• ASSIGNED TASK: Reproduce each entry below verbatim.

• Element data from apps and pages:
+++
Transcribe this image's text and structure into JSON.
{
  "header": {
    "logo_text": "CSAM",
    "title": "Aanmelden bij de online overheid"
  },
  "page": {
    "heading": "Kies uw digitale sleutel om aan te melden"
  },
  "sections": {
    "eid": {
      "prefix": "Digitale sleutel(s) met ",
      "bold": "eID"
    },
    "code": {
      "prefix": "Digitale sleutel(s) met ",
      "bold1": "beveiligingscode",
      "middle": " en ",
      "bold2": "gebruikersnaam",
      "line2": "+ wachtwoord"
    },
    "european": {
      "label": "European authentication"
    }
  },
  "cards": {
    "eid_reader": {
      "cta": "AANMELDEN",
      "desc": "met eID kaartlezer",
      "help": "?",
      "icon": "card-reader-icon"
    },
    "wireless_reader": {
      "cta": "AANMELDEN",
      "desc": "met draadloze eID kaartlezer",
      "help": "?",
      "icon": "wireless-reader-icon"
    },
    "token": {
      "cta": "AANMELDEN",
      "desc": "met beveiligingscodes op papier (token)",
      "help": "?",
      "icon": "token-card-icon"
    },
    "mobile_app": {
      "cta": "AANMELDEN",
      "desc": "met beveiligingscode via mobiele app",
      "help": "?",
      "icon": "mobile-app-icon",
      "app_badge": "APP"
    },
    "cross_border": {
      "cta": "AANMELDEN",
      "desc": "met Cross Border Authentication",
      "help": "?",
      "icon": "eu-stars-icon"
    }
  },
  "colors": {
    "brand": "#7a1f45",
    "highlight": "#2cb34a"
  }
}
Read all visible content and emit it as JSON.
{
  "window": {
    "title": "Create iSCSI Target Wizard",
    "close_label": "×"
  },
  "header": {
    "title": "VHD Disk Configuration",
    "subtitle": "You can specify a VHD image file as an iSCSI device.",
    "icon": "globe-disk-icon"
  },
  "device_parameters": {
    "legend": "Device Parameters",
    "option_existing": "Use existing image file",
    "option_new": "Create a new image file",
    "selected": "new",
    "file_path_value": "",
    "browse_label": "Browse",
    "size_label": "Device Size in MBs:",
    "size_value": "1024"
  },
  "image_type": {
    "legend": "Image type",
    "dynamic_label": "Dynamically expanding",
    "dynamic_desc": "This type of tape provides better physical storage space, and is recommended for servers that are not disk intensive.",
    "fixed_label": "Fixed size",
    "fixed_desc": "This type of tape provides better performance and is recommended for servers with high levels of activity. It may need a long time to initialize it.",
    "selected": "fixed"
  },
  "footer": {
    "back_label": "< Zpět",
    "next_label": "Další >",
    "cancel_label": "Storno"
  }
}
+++
• RESPONSE BELOW:
Transcribe this image's text and structure into JSON.
{
  "header": {
    "logo_text": "CSAM",
    "title": "Aanmelden bij de online overheid"
  },
  "page": {
    "heading": "Kies uw digitale sleutel om aan te melden"
  },
  "sections": {
    "eid": {
      "prefix": "Digitale sleutel(s) met ",
      "bold": "eID"
    },
    "code": {
      "prefix": "Digitale sleutel(s) met ",
      "bold1": "beveiligingscode",
      "middle": " en ",
      "bold2": "gebruikersnaam",
      "line2": "+ wachtwoord"
    },
    "european": {
      "label": "European authentication"
    }
  },
  "cards": {
    "eid_reader": {
      "cta": "AANMELDEN",
      "desc": "met eID kaartlezer",
      "help": "?",
      "icon": "card-reader-icon"
    },
    "wireless_reader": {
      "cta": "AANMELDEN",
      "desc": "met draadloze eID kaartlezer",
      "help": "?",
      "icon": "wireless-reader-icon"
    },
    "token": {
      "cta": "AANMELDEN",
      "desc": "met beveiligingscodes op papier (token)",
      "help": "?",
      "icon": "token-card-icon"
    },
    "mobile_app": {
      "cta": "AANMELDEN",
      "desc": "met beveiligingscode via mobiele app",
      "help": "?",
      "icon": "mobile-app-icon",
      "app_badge": "APP"
    },
    "cross_border": {
      "cta": "AANMELDEN",
      "desc": "met Cross Border Authentication",
      "help": "?",
      "icon": "eu-stars-icon"
    }
  },
  "colors": {
    "brand": "#7a1f45",
    "highlight": "#2cb34a"
  }
}
Read all visible content and emit it as JSON.
{
  "window": {
    "title": "Create iSCSI Target Wizard",
    "close_label": "×"
  },
  "header": {
    "title": "VHD Disk Configuration",
    "subtitle": "You can specify a VHD image file as an iSCSI device.",
    "icon": "globe-disk-icon"
  },
  "device_parameters": {
    "legend": "Device Parameters",
    "option_existing": "Use existing image file",
    "option_new": "Create a new image file",
    "selected": "new",
    "file_path_value": "",
    "browse_label": "Browse",
    "size_label": "Device Size in MBs:",
    "size_value": "1024"
  },
  "image_type": {
    "legend": "Image type",
    "dynamic_label": "Dynamically expanding",
    "dynamic_desc": "This type of tape provides better physical storage space, and is recommended for servers that are not disk intensive.",
    "fixed_label": "Fixed size",
    "fixed_desc": "This type of tape provides better performance and is recommended for servers with high levels of activity. It may need a long time to initialize it.",
    "selected": "fixed"
  },
  "footer": {
    "back_label": "< Zpět",
    "next_label": "Další >",
    "cancel_label": "Storno"
  }
}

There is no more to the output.